**SUPPLIED ENTRIES:**
______________________________
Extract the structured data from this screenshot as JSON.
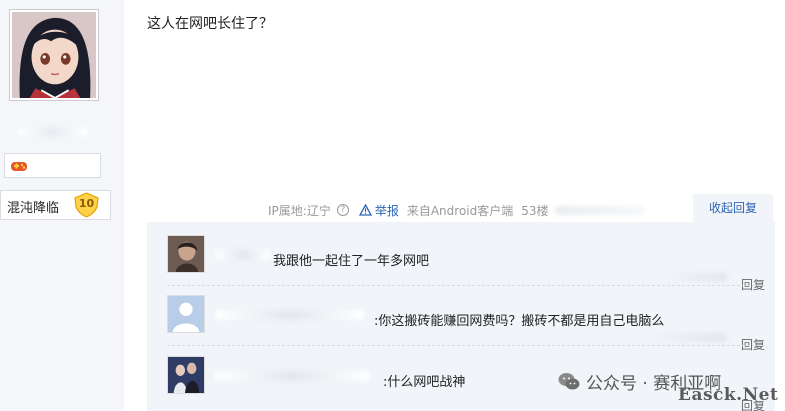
{
  "author": {
    "avatar_icon": "anime-girl-avatar-icon",
    "medal_icon": "game-controller-medal-icon",
    "level_name": "混沌降临",
    "level": "10"
  },
  "post": {
    "text": "这人在网吧长住了？",
    "ip_location": "IP属地:辽宁",
    "help_icon": "question-mark-icon",
    "report_label": "举报",
    "client": "来自Android客户端",
    "floor": "53楼",
    "collapse_reply_label": "收起回复"
  },
  "replies": [
    {
      "avatar_icon": "user-photo-avatar-icon",
      "text": "我跟他一起住了一年多网吧",
      "reply_label": "回复"
    },
    {
      "avatar_icon": "default-user-avatar-icon",
      "text": ":你这搬砖能赚回网费吗？搬砖不都是用自己电脑么",
      "reply_label": "回复"
    },
    {
      "avatar_icon": "couple-photo-avatar-icon",
      "text": ":什么网吧战神",
      "reply_label": "回复"
    }
  ],
  "watermark": {
    "icon": "wechat-icon",
    "text": "公众号 · 赛利亚啊",
    "corner_text": "Easck.Net"
  },
  "colors": {
    "link_blue": "#2d64b3",
    "reply_bg": "#f1f4f8",
    "sidebar_bg": "#f4f6f9"
  }
}
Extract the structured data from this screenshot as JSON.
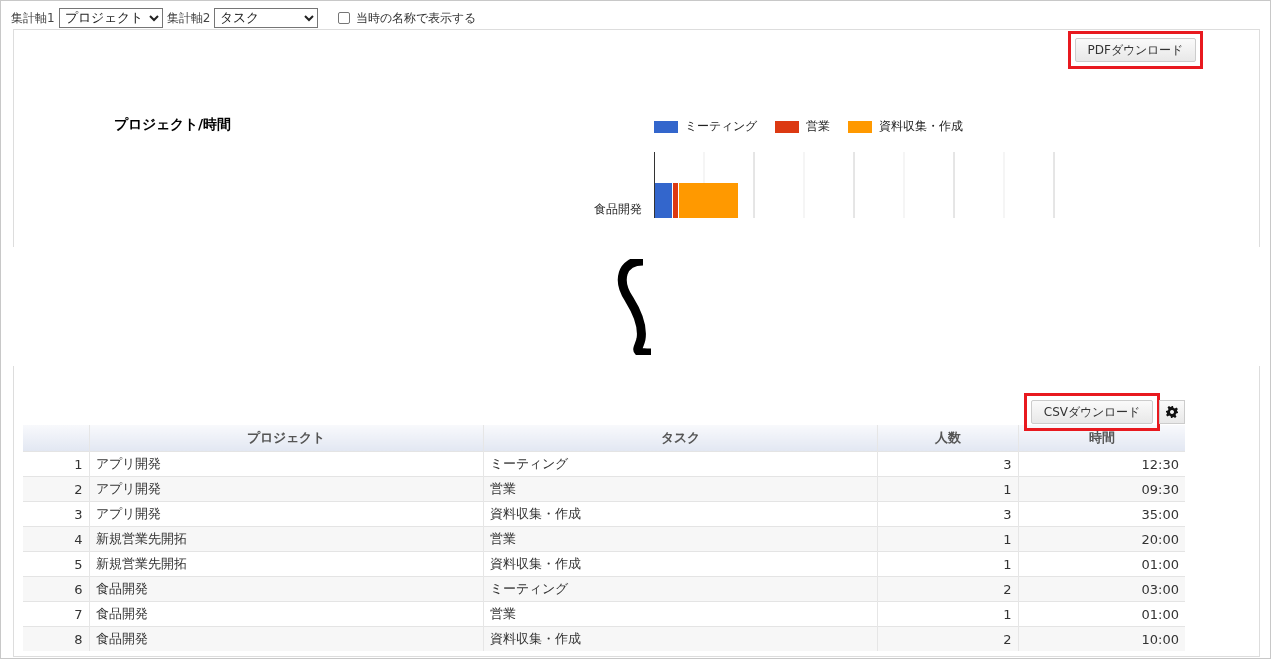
{
  "toolbar": {
    "axis1_label": "集計軸1",
    "axis1_value": "プロジェクト",
    "axis2_label": "集計軸2",
    "axis2_value": "タスク",
    "checkbox": {
      "label": "当時の名称で表示する",
      "checked": false
    }
  },
  "chart_panel": {
    "download_button": {
      "label": "PDFダウンロード",
      "highlighted": true
    },
    "title": "プロジェクト/時間",
    "legend": [
      {
        "label": "ミーティング",
        "color": "#3366cc"
      },
      {
        "label": "営業",
        "color": "#dc3912"
      },
      {
        "label": "資料収集・作成",
        "color": "#ff9900"
      }
    ],
    "category_label": "食品開発"
  },
  "table_panel": {
    "download_button": {
      "label": "CSVダウンロード",
      "highlighted": true
    },
    "columns": [
      "プロジェクト",
      "タスク",
      "人数",
      "時間"
    ],
    "rows": [
      {
        "index": "1",
        "project": "アプリ開発",
        "task": "ミーティング",
        "people": "3",
        "time": "12:30"
      },
      {
        "index": "2",
        "project": "アプリ開発",
        "task": "営業",
        "people": "1",
        "time": "09:30"
      },
      {
        "index": "3",
        "project": "アプリ開発",
        "task": "資料収集・作成",
        "people": "3",
        "time": "35:00"
      },
      {
        "index": "4",
        "project": "新規営業先開拓",
        "task": "営業",
        "people": "1",
        "time": "20:00"
      },
      {
        "index": "5",
        "project": "新規営業先開拓",
        "task": "資料収集・作成",
        "people": "1",
        "time": "01:00"
      },
      {
        "index": "6",
        "project": "食品開発",
        "task": "ミーティング",
        "people": "2",
        "time": "03:00"
      },
      {
        "index": "7",
        "project": "食品開発",
        "task": "営業",
        "people": "1",
        "time": "01:00"
      },
      {
        "index": "8",
        "project": "食品開発",
        "task": "資料収集・作成",
        "people": "2",
        "time": "10:00"
      }
    ]
  }
}
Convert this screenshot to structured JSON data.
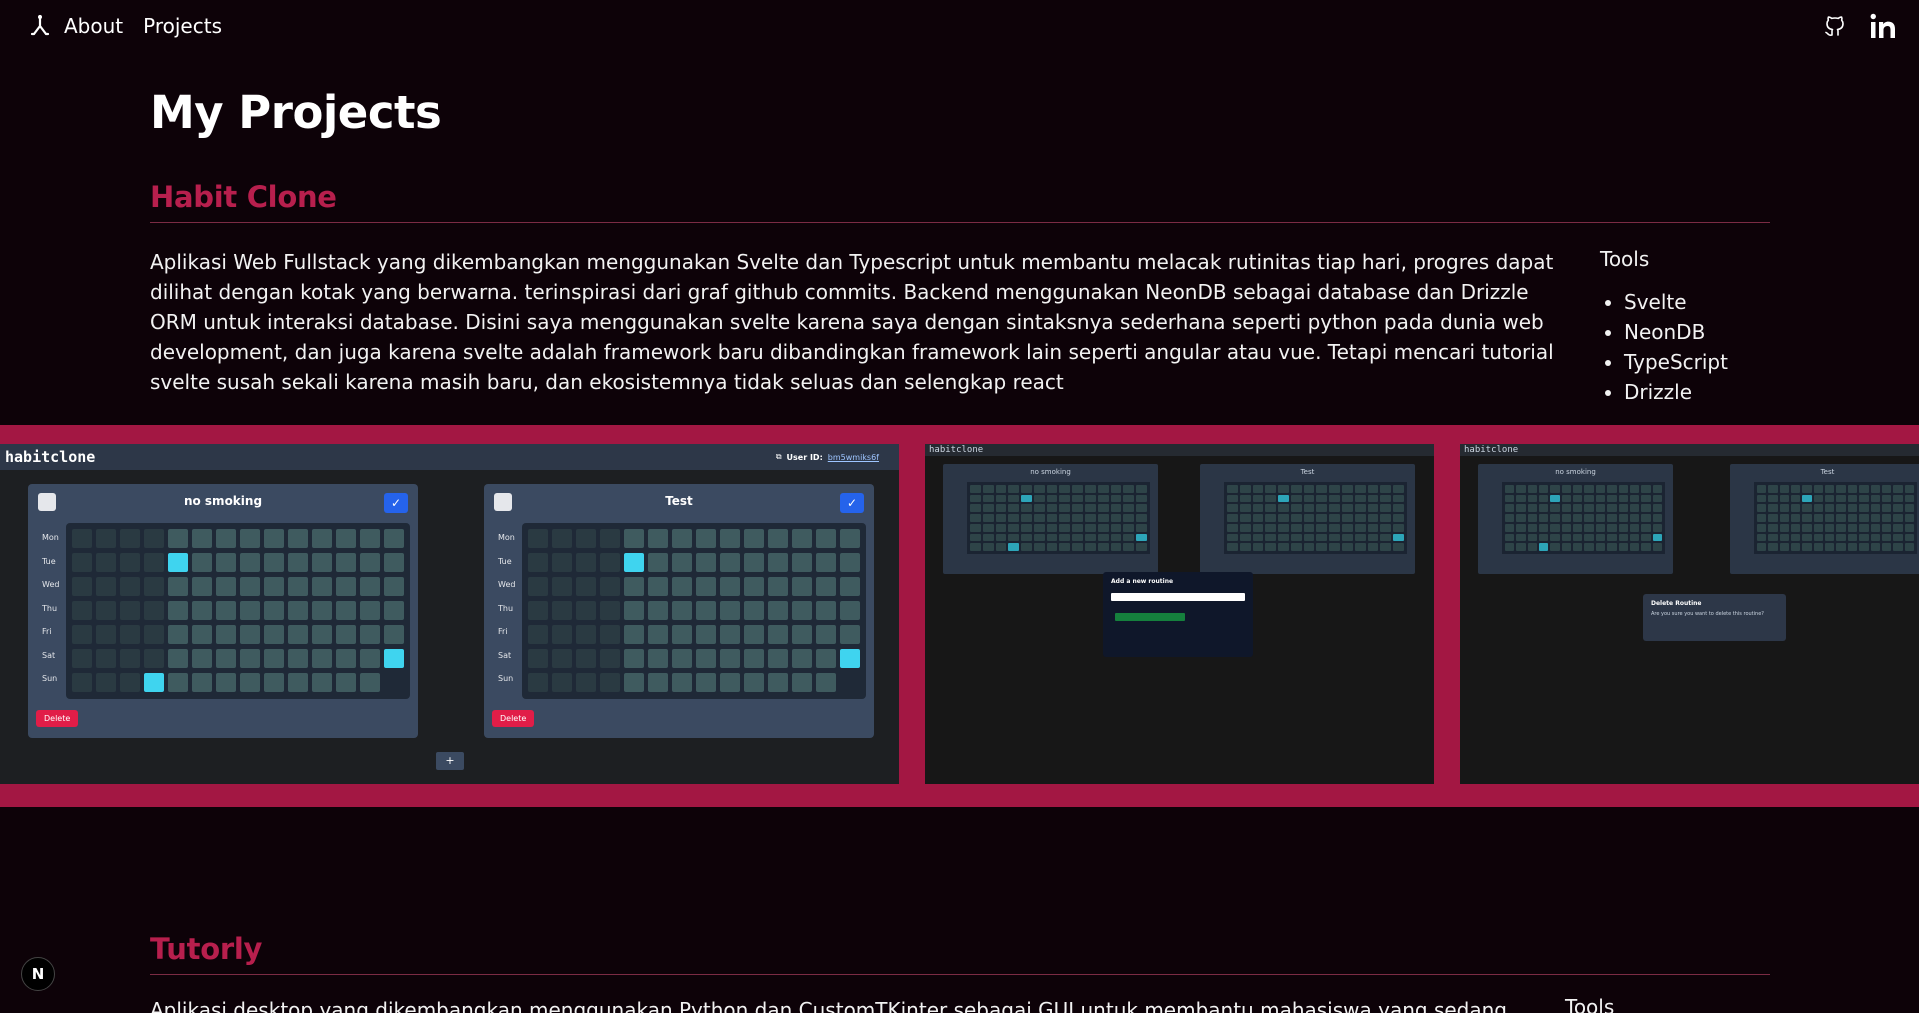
{
  "nav": {
    "about": "About",
    "projects": "Projects"
  },
  "social": {
    "github": "github-icon",
    "linkedin": "linkedin-icon"
  },
  "page_title": "My Projects",
  "projects": [
    {
      "title": "Habit Clone",
      "description": "Aplikasi Web Fullstack yang dikembangkan menggunakan Svelte dan Typescript untuk membantu melacak rutinitas tiap hari, progres dapat dilihat dengan kotak yang berwarna. terinspirasi dari graf github commits. Backend menggunakan NeonDB sebagai database dan Drizzle ORM untuk interaksi database. Disini saya menggunakan svelte karena saya dengan sintaksnya sederhana seperti python pada dunia web development, dan juga karena svelte adalah framework baru dibandingkan framework lain seperti angular atau vue. Tetapi mencari tutorial svelte susah sekali karena masih baru, dan ekosistemnya tidak seluas dan selengkap react",
      "tools_title": "Tools",
      "tools": [
        "Svelte",
        "NeonDB",
        "TypeScript",
        "Drizzle"
      ],
      "screenshots": {
        "app_name": "habitclone",
        "user_id_label": "User ID:",
        "user_id_value": "bm5wmiks6f",
        "days": [
          "Mon",
          "Tue",
          "Wed",
          "Thu",
          "Fri",
          "Sat",
          "Sun"
        ],
        "card1_title": "no smoking",
        "card2_title": "Test",
        "delete_label": "Delete",
        "add_label": "+",
        "modal_add_title": "Add a new routine",
        "modal_delete_title": "Delete Routine",
        "modal_delete_text": "Are you sure you want to delete this routine?"
      }
    },
    {
      "title": "Tutorly",
      "description": "Aplikasi desktop yang dikembangkan menggunakan Python dan CustomTKinter sebagai GUI untuk membantu mahasiswa yang sedang kesulitan",
      "tools_title": "Tools"
    }
  ],
  "fab_label": "N",
  "colors": {
    "background": "#0d0208",
    "accent": "#b71f4d",
    "band": "#a31743"
  }
}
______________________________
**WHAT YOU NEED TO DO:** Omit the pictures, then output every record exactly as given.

**RESPONSE:**
Extract the structured data from this screenshot as JSON.
{
  "author": {
    "avatar_icon": "anime-girl-avatar-icon",
    "medal_icon": "game-controller-medal-icon",
    "level_name": "混沌降临",
    "level": "10"
  },
  "post": {
    "text": "这人在网吧长住了？",
    "ip_location": "IP属地:辽宁",
    "help_icon": "question-mark-icon",
    "report_label": "举报",
    "client": "来自Android客户端",
    "floor": "53楼",
    "collapse_reply_label": "收起回复"
  },
  "replies": [
    {
      "avatar_icon": "user-photo-avatar-icon",
      "text": "我跟他一起住了一年多网吧",
      "reply_label": "回复"
    },
    {
      "avatar_icon": "default-user-avatar-icon",
      "text": ":你这搬砖能赚回网费吗？搬砖不都是用自己电脑么",
      "reply_label": "回复"
    },
    {
      "avatar_icon": "couple-photo-avatar-icon",
      "text": ":什么网吧战神",
      "reply_label": "回复"
    }
  ],
  "watermark": {
    "icon": "wechat-icon",
    "text": "公众号 · 赛利亚啊",
    "corner_text": "Easck.Net"
  },
  "colors": {
    "link_blue": "#2d64b3",
    "reply_bg": "#f1f4f8",
    "sidebar_bg": "#f4f6f9"
  }
}
Extract the structured data from this screenshot as JSON.
{
  "toolbar": {
    "axis1_label": "集計軸1",
    "axis1_value": "プロジェクト",
    "axis2_label": "集計軸2",
    "axis2_value": "タスク",
    "checkbox": {
      "label": "当時の名称で表示する",
      "checked": false
    }
  },
  "chart_panel": {
    "download_button": {
      "label": "PDFダウンロード",
      "highlighted": true
    },
    "title": "プロジェクト/時間",
    "legend": [
      {
        "label": "ミーティング",
        "color": "#3366cc"
      },
      {
        "label": "営業",
        "color": "#dc3912"
      },
      {
        "label": "資料収集・作成",
        "color": "#ff9900"
      }
    ],
    "category_label": "食品開発"
  },
  "table_panel": {
    "download_button": {
      "label": "CSVダウンロード",
      "highlighted": true
    },
    "columns": [
      "プロジェクト",
      "タスク",
      "人数",
      "時間"
    ],
    "rows": [
      {
        "index": "1",
        "project": "アプリ開発",
        "task": "ミーティング",
        "people": "3",
        "time": "12:30"
      },
      {
        "index": "2",
        "project": "アプリ開発",
        "task": "営業",
        "people": "1",
        "time": "09:30"
      },
      {
        "index": "3",
        "project": "アプリ開発",
        "task": "資料収集・作成",
        "people": "3",
        "time": "35:00"
      },
      {
        "index": "4",
        "project": "新規営業先開拓",
        "task": "営業",
        "people": "1",
        "time": "20:00"
      },
      {
        "index": "5",
        "project": "新規営業先開拓",
        "task": "資料収集・作成",
        "people": "1",
        "time": "01:00"
      },
      {
        "index": "6",
        "project": "食品開発",
        "task": "ミーティング",
        "people": "2",
        "time": "03:00"
      },
      {
        "index": "7",
        "project": "食品開発",
        "task": "営業",
        "people": "1",
        "time": "01:00"
      },
      {
        "index": "8",
        "project": "食品開発",
        "task": "資料収集・作成",
        "people": "2",
        "time": "10:00"
      }
    ]
  }
}
Convert this screenshot to structured JSON data.
{
  "nav": {
    "about": "About",
    "projects": "Projects"
  },
  "social": {
    "github": "github-icon",
    "linkedin": "linkedin-icon"
  },
  "page_title": "My Projects",
  "projects": [
    {
      "title": "Habit Clone",
      "description": "Aplikasi Web Fullstack yang dikembangkan menggunakan Svelte dan Typescript untuk membantu melacak rutinitas tiap hari, progres dapat dilihat dengan kotak yang berwarna. terinspirasi dari graf github commits. Backend menggunakan NeonDB sebagai database dan Drizzle ORM untuk interaksi database. Disini saya menggunakan svelte karena saya dengan sintaksnya sederhana seperti python pada dunia web development, dan juga karena svelte adalah framework baru dibandingkan framework lain seperti angular atau vue. Tetapi mencari tutorial svelte susah sekali karena masih baru, dan ekosistemnya tidak seluas dan selengkap react",
      "tools_title": "Tools",
      "tools": [
        "Svelte",
        "NeonDB",
        "TypeScript",
        "Drizzle"
      ],
      "screenshots": {
        "app_name": "habitclone",
        "user_id_label": "User ID:",
        "user_id_value": "bm5wmiks6f",
        "days": [
          "Mon",
          "Tue",
          "Wed",
          "Thu",
          "Fri",
          "Sat",
          "Sun"
        ],
        "card1_title": "no smoking",
        "card2_title": "Test",
        "delete_label": "Delete",
        "add_label": "+",
        "modal_add_title": "Add a new routine",
        "modal_delete_title": "Delete Routine",
        "modal_delete_text": "Are you sure you want to delete this routine?"
      }
    },
    {
      "title": "Tutorly",
      "description": "Aplikasi desktop yang dikembangkan menggunakan Python dan CustomTKinter sebagai GUI untuk membantu mahasiswa yang sedang kesulitan",
      "tools_title": "Tools"
    }
  ],
  "fab_label": "N",
  "colors": {
    "background": "#0d0208",
    "accent": "#b71f4d",
    "band": "#a31743"
  }
}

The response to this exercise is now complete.